Peugeot, Citroën and Opel diesels all offered this technology, and the carmakers told car buyers that they could take advantage of the performance of a diesel engine without harming the environment.

Peugeot, Citroën and Opel used this technology throughout their range of diesel vehicles, allegedly so there would be no compromise to the consumer. The technology was sold to the public as ‘clean’ diesel technology.  Groupe PSA claimed that its so-called “Blue HDi technology” used  in Peugeot and Citroën diesels “reduces the nitrogen oxide (NOx) emissions of diesel engines to levels comparable with those of petrol engines while safeguarding the intrinsic advantages of diesel engines in terms of driving pleasure, fuel consumption and CO2 emissions.”  Similarly, in touting its so-called “BlueInjection technology,” Opel proclaimed it was “good for the environment” and advised consumers that “When you drive a vehicle with BlueInjection technology, you reduce toxic nitrogen oxide (NOx) emissions,” making the vehicles “significantly cleaner on the road.” However, the evidence suggests that wasn’t the case; Peugeot, Citroën and Opel diesel vehicles were in fact fitted with defeat devices, and the vehicles were incredibly harmful to the environment.

WHAT IS NITROGEN OXIDE (NOX)? 

Nitrogen Oxide is a group of highly reactive gases made up of nitrogen and oxygen, which is formed when nitrogen comes into contact or has a reaction with oxygen producing NOx.

NOx has direct impacts on human health, mainly affecting respiratory conditions causing inflammation of the airways. Long term exposure in high volumes can decrease lung function, increase the risk of respiratory conditions, and increase the response to allergens. People who suffer from common illnesses such as Asthma and Bronchitis will have increased sensitivity to the pollutant.

It also affects the environment as the gas is toxic and corrosive, making it one of the causes of acid rain.

Case Timeline
Title
Current state of affairs:
Description

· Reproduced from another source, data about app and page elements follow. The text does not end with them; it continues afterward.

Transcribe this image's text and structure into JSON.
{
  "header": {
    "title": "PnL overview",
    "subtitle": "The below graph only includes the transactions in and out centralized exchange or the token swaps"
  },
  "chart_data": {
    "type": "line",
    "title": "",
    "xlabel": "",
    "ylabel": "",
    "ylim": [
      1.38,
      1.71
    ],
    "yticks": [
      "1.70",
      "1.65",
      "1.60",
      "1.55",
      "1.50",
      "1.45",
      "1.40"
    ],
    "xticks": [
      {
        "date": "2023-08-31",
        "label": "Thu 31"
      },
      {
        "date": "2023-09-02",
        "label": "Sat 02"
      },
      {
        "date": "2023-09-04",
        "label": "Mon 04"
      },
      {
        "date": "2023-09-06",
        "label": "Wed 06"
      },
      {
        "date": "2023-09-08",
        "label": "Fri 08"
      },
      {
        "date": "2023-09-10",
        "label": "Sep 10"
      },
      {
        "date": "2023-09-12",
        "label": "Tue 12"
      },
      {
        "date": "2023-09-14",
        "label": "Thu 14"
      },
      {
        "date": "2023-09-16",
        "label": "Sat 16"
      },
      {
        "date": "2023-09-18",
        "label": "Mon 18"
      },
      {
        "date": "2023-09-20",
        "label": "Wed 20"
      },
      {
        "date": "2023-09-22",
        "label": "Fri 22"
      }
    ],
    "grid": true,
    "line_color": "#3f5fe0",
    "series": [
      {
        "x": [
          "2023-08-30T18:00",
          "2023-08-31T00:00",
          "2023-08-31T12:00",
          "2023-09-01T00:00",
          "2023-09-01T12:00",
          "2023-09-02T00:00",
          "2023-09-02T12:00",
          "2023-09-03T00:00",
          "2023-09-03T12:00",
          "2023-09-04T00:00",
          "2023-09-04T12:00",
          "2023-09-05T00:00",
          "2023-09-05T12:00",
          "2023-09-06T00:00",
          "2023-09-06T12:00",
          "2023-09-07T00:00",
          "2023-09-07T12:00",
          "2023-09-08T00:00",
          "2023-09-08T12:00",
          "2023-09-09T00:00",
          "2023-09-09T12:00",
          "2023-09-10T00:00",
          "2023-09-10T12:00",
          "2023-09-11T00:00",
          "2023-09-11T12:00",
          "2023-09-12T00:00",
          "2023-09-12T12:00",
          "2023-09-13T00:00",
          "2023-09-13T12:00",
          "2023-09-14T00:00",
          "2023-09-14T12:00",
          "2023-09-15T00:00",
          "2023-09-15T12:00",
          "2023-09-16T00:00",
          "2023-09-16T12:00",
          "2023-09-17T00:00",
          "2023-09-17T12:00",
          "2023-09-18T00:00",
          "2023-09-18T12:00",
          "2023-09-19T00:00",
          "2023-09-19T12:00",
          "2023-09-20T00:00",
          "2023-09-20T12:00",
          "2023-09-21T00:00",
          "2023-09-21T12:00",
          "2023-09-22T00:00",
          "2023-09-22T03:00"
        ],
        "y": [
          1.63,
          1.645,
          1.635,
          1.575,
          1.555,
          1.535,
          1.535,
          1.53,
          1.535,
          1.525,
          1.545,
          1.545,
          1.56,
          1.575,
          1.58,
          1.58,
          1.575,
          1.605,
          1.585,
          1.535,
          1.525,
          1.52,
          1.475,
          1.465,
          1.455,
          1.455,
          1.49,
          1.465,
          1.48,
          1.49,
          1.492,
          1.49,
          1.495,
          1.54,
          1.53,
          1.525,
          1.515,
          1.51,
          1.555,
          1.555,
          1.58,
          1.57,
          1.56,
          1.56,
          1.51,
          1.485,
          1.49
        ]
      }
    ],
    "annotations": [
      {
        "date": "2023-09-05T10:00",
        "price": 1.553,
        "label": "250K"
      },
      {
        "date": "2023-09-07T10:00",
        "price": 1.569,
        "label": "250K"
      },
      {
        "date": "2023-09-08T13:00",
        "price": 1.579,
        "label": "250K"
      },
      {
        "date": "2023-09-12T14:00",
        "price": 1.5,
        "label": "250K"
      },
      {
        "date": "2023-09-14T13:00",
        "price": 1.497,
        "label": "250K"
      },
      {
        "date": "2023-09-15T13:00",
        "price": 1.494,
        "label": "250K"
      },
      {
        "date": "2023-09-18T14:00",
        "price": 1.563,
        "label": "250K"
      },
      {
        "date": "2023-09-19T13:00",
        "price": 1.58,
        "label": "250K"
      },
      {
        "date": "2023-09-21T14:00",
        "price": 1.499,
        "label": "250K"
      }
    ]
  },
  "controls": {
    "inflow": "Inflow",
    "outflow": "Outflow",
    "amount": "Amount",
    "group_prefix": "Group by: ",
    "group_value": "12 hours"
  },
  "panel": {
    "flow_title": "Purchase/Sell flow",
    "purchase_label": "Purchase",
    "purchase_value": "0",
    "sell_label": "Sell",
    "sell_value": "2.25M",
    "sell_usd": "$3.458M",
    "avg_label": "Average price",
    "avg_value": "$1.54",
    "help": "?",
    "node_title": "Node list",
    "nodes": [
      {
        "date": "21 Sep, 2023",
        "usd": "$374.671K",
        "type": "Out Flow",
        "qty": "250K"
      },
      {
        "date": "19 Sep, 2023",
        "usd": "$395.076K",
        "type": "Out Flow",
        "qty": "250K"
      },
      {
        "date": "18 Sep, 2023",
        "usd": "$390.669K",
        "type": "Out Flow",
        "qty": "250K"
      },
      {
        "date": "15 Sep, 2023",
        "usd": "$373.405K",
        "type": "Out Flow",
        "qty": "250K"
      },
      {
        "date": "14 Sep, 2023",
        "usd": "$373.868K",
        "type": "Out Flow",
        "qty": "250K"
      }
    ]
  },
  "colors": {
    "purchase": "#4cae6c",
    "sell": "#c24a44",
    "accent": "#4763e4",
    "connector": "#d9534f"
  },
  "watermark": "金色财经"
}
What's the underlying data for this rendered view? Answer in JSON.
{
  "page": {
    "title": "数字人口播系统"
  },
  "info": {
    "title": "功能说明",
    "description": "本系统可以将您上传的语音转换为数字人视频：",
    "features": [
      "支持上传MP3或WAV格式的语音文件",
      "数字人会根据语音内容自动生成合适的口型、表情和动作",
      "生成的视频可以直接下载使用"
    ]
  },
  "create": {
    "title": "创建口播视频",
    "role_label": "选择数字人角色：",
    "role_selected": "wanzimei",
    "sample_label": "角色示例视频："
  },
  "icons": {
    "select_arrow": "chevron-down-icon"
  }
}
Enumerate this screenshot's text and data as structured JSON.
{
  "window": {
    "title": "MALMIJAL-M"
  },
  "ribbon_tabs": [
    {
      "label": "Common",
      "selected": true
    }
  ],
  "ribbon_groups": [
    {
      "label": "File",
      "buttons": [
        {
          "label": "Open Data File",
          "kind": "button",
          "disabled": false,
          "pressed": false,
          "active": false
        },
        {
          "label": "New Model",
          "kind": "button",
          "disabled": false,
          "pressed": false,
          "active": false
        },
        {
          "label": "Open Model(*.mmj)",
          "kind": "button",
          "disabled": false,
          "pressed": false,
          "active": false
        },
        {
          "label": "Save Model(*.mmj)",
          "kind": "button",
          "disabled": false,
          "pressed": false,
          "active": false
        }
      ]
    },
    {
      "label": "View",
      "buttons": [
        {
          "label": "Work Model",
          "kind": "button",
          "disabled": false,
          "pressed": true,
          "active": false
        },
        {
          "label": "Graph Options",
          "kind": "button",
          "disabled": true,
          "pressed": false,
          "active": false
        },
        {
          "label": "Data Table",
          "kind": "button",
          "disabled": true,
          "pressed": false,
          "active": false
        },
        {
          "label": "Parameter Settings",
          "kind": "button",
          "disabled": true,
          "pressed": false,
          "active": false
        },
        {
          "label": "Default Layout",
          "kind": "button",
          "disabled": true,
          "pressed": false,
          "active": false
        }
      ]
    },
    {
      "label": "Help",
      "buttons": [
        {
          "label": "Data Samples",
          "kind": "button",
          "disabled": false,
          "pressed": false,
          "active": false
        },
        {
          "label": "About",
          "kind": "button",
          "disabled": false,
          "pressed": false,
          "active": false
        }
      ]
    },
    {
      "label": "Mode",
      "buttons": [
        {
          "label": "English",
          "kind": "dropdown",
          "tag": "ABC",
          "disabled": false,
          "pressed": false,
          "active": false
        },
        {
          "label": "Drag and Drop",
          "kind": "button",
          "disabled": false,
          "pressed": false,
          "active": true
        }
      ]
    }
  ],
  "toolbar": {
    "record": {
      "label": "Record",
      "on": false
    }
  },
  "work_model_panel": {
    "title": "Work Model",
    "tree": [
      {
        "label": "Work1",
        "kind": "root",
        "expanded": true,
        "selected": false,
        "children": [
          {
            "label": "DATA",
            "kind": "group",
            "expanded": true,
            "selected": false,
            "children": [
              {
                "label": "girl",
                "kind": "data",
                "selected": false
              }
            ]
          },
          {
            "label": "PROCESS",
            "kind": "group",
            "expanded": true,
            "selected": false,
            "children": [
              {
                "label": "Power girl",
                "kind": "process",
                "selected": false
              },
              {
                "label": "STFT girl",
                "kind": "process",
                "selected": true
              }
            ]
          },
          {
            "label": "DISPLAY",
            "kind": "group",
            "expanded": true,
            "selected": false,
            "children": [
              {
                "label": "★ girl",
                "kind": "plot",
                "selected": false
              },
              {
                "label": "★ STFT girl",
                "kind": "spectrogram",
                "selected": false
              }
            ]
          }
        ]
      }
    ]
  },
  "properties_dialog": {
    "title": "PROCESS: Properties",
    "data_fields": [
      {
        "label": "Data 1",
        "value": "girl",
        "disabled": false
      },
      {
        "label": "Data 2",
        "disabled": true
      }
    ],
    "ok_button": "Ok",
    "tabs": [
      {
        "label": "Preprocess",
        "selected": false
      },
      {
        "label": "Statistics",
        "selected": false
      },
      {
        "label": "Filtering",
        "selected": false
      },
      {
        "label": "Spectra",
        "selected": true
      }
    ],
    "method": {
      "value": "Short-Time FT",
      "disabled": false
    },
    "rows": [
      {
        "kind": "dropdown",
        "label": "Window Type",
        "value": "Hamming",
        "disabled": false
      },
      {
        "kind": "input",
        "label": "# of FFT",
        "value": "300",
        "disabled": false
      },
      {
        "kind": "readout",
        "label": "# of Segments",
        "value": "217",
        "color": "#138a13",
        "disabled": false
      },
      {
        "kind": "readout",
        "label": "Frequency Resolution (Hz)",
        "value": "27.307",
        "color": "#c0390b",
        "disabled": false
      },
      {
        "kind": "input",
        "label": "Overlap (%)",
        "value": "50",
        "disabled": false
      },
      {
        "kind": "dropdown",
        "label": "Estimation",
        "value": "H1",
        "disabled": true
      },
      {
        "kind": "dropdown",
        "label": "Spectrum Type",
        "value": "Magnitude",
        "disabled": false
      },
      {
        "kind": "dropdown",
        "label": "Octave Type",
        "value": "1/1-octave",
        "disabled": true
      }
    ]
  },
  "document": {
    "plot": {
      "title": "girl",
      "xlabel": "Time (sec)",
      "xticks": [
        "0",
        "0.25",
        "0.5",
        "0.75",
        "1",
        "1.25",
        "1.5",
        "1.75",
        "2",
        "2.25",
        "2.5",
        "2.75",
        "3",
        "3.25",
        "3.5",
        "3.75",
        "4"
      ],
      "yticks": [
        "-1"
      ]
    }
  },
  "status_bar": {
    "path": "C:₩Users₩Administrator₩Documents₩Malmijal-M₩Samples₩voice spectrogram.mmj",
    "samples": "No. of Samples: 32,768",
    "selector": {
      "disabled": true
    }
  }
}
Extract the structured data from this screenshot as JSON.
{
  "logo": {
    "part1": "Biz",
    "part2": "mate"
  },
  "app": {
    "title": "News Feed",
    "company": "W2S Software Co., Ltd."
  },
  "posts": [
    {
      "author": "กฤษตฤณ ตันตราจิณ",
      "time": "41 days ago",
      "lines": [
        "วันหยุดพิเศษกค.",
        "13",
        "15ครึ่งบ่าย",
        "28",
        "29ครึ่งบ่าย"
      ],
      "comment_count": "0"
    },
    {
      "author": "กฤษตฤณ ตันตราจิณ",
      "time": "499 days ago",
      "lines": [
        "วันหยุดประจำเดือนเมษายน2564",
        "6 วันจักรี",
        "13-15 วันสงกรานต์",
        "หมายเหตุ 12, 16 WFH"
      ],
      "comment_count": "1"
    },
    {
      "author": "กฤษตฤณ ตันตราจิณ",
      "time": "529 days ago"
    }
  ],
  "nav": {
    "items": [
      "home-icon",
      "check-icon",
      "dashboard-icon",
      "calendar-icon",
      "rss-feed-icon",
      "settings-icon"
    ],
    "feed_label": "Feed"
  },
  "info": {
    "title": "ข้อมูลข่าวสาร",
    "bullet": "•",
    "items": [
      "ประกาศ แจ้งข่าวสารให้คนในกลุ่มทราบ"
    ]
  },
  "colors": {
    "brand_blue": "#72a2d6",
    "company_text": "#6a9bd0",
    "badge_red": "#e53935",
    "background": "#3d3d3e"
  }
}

The case will be on the docket again on 26 January 2022 for further consideration.

Title
Docket Decision
Description

The period within which a similar collective claim may be instituted pursuant to Section 1018d(1) of the Dutch Code of Civil Procedure has been extended by three months.

Date
Title
Defences on the part of the defendant
Description

Up to date, none of the defendants replied to the notice of liability dated 4 June 2021. The Emission Claim Foundation is not aware of any other defences of the defendants.

Title
Writ of summons
Description

With this writ of summons, the Foundation claims collective damages for the losses suffered by the victims of the diesel fraud committed by Renault and Bosch in the Netherlands and some declaratory judgements with regard to the diesel fraud. 

Date
Title
Letter before claim
Description

In short, the Emission Claim Foundation demands that Stellantis, the Dutch importers of Stellantis, Bosch and General Motors (i) accept liability for all of the damages that the victims of the diesel fraud have suffered (and will suffer) as a result of their unlawful behavior and (ii) agrees to enter into negotiations with the Emission Claim Foundation to settle the Claims.

Date
Title
Establishment of the Emission Claim Foundation
Date

CASE TIMELINE

Docket Decision

The period within which a similar collective claim may be instituted pursuant to Section 1018d(1) of the Dutch Code of Civil Procedure has been extended by three months.

Writ of summons

With this writ of summons, the Foundation claims collective damages for the losses suffered by the victims of the diesel fraud committed by Renault and Bosch in the Netherlands and some declaratory judgements with regard to the diesel fraud. 

Letter before claim

In short, the Emission Claim Foundation demands that Stellantis, the Dutch importers of Stellantis, Bosch and General Motors (i) accept liability for all of the damages that the victims of the diesel fraud have suffered (and will suffer) as a result of their unlawful behavior and (ii) agrees to enter into negotiations with the Emission Claim Foundation to settle the Claims.

Establishment of the Emission Claim Foundation

If you have any questions, please email us at [email protected].